By now you would be used to entering the text for an image like this:
The idea is this will prevent bots because only a real user can interpret the image.
However this is not an obstacle for a determined scraper because of services like deathbycaptcha that will solve the CAPTCHA for you. These services use cheap labor to manually interpret the images and send the result back through an API.
CAPTCHA’s are still useful because they deter most bots. However they can not prevent a determined scraper and are annoying to genuine users.
An ongoing problem for my web scraping work is how much to quote for a job. I prefer fixed fee to hourly rates so I need to consider the complexity upfront. My initial strategy was simply to quote low to ensure I got business and hopefully build up some regular clients.
Through experience I found the following factors most effected the time required for a job:
- Website size
- Login protected
- IP restrictions
- HTML quality
I developed a formula based on these factors and have now built an interface that lets potential clients clarify the costs involved with different kinds of web scraping jobs. Additionally I hope this will reduce the communication overhead by helping clients to provide the necessary information upfront.
Google App Engine provides generous free quotas for your app and additional paid quotas.
I always enable billing for my GAE apps even though I rarely exhaust the free quotas. Enabling billing and setting paid quotas does not mean you have to pay anything and in fact increases what you get for free.
Here is a screenshot of the billing panel:
GAE lets you allocate a daily budget to the various resources, with the minimum permitted budget being USD $1. When you exhaust a free quota you will only be charged for the budget allocated to it. In the above screenshot I have allocated all my budget to emailing, but since my app does use the Mail API I can be confident this free quota will never be exhausted and I will never pay a cent. For another app that does use Mail I have allocated all the budget to Bandwidth Out instead.
Now with billing enabled my app:
- can access the Blobstore API to store larger amounts of data
- enjoys much higher free limits for the Mail, Task Queue, and UrlFetch API’s - for example by default an app can make 7000 Mail API calls but with billing enabled this limit jumps to 1,700,000 calls
- has a higher per minute CPU limit, which I find particularly useful when uploading a mass of records to the Datastore
So in summary you can enable billing to extend your free quotas without risk of paying.
The idea is simple - extract the biggest text block - but performs well.
Here are some test results:
The decision to shut down google.cn will have a limited financial impact on Google, which is based in Mountain View, Calif. China accounted for a small fraction of Google’s $23.6 billion in global revenue last year. Ads that once appeared on google.

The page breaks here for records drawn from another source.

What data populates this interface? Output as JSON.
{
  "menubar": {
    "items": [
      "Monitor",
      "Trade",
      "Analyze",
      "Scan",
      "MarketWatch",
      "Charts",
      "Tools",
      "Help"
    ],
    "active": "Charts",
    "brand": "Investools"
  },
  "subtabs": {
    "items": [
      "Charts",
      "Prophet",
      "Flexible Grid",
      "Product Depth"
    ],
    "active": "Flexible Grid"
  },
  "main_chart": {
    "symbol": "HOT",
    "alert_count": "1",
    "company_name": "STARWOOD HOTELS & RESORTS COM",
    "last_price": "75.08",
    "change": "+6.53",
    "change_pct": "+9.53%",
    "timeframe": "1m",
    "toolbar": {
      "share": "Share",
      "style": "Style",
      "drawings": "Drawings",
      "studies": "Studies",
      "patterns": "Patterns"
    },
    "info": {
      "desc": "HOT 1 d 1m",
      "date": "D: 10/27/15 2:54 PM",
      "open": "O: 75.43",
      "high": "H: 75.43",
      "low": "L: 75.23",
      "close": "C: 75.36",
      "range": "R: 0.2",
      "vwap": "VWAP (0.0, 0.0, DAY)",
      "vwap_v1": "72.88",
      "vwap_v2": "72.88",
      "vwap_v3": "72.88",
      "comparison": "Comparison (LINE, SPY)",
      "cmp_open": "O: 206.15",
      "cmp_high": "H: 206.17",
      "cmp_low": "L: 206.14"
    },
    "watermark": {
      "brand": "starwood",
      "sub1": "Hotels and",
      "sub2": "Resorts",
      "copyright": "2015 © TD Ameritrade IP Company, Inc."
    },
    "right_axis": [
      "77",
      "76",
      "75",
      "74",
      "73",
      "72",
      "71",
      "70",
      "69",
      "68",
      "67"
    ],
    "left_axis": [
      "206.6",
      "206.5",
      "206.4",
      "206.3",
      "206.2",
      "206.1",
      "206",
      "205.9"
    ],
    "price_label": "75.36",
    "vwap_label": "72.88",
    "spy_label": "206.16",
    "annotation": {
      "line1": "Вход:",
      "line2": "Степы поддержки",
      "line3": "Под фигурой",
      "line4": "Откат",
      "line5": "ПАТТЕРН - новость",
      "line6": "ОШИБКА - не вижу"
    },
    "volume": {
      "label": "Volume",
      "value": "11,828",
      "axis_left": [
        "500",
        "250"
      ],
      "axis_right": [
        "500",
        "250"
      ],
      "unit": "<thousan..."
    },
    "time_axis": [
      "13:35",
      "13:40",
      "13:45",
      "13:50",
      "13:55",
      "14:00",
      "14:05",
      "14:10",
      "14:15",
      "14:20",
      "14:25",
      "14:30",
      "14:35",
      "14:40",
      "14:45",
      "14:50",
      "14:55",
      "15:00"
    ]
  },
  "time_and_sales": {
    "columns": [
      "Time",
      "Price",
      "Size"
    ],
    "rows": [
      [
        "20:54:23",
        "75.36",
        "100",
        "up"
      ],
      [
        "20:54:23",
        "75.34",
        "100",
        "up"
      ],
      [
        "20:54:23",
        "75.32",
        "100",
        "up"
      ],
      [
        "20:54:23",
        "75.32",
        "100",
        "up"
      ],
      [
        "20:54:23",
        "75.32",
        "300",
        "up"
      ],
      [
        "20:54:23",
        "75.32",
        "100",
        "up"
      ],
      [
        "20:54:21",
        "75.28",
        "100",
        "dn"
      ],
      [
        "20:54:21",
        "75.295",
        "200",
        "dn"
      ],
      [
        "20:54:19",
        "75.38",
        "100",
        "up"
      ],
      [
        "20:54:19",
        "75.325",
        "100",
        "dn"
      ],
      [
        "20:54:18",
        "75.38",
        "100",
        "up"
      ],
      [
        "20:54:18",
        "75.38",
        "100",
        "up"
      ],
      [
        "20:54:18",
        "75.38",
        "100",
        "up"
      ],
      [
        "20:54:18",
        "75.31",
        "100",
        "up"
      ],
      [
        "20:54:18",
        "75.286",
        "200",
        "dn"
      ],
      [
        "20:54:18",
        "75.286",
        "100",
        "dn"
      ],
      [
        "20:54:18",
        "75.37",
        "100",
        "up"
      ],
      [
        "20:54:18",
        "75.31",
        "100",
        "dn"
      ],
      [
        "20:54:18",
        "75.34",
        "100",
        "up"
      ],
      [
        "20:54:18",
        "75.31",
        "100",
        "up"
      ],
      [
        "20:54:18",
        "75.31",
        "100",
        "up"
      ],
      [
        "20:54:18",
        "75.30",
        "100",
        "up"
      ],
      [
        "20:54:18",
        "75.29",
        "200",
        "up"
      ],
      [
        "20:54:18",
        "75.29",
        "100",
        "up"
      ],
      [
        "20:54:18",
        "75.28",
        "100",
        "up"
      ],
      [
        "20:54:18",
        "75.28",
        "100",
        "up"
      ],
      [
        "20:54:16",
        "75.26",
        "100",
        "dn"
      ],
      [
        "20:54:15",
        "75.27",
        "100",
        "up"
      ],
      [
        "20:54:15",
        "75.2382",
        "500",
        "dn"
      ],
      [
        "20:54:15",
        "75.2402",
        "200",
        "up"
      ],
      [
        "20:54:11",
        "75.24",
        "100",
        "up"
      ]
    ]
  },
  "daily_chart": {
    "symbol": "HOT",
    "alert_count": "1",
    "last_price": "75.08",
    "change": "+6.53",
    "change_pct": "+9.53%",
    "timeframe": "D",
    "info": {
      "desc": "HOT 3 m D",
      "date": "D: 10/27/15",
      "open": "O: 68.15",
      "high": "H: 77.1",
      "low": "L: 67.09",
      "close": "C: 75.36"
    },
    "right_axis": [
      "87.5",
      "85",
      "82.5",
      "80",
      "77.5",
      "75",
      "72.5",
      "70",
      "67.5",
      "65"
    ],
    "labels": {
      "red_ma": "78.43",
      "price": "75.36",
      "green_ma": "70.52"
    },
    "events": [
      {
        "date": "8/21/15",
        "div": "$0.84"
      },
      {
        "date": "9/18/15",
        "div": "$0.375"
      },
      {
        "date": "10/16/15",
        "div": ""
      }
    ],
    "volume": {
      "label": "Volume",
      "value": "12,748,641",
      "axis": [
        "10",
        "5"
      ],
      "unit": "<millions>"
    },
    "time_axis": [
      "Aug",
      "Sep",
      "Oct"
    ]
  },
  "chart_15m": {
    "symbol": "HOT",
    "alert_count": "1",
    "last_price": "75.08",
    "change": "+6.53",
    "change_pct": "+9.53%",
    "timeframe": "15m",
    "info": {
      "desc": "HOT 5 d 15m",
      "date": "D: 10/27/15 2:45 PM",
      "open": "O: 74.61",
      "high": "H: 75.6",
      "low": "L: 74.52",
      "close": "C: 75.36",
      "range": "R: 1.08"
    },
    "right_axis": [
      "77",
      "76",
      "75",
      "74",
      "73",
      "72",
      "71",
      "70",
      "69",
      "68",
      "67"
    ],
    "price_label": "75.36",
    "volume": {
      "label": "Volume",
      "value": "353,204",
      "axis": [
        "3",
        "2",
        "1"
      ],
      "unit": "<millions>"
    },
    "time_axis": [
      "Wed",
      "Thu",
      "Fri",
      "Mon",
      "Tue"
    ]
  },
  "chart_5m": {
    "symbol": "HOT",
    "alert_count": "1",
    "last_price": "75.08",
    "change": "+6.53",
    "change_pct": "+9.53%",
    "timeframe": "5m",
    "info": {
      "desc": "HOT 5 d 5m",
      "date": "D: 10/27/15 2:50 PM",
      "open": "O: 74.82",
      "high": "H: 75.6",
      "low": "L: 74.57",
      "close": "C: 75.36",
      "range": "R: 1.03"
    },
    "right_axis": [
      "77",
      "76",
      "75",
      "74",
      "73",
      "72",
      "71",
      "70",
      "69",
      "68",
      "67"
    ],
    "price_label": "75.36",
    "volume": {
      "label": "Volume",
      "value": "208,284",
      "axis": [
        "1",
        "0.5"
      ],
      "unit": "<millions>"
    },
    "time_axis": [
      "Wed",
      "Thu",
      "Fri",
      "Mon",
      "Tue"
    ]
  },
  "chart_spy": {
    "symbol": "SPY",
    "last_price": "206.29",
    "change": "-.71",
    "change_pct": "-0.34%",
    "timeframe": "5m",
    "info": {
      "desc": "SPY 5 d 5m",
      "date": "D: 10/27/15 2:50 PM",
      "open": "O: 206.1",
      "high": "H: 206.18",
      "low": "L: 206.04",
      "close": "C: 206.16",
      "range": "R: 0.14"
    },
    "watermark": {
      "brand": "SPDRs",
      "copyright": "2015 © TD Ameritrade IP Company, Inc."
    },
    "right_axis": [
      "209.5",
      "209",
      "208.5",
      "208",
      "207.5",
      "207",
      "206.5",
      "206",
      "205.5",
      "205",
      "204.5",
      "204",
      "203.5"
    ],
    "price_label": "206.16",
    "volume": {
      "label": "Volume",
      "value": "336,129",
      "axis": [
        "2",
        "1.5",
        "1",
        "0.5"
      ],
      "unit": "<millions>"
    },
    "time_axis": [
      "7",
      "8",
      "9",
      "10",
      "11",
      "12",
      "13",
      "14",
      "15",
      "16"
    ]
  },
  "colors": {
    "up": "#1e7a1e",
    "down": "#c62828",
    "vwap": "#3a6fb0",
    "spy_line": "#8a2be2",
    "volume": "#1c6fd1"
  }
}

Being able to spin up appliance images for EC2 and spit them out onto the Amazon cloud meshes with Novell’s EC2-based SUSE Linux licensing, which was announced back in August. Novell is only selling priority-level (24x7) support contract for SUSE Linux li
However with Elance there is a high barrier to entry: you have to pass a test, receive a phone call to confirm your identity, and pay money for each job you bid on. Often I see jobs on Elance with no bids because it requires obscure experience - people we
I needed to store a large quantities of images so took the following measurements:
|ppm||0.648540||1769488||Browser does not support PPM|
|tiff||1.011216||1769600||Browser does not support TIFF|
Gif is the clear loser - it takes a long time to process but still looks terrible.
For space use jpeg, speed ppm.
Google’s new WebP format looks promising.
I was concerned about what blind spots I might have with the way I run my business. For example I am Australian and Australian’s are usually very informal, even in a professional setting - was my communication with international clients too informal?
To try and address these concerns I developed a feedback survey with Google Docs, which I have been (politely) requesting my clients to complete at the end of a job. The results have been helpful, and it also seems to have impressed some clients that I wanted their feedback. Wish I had thought of this earlier!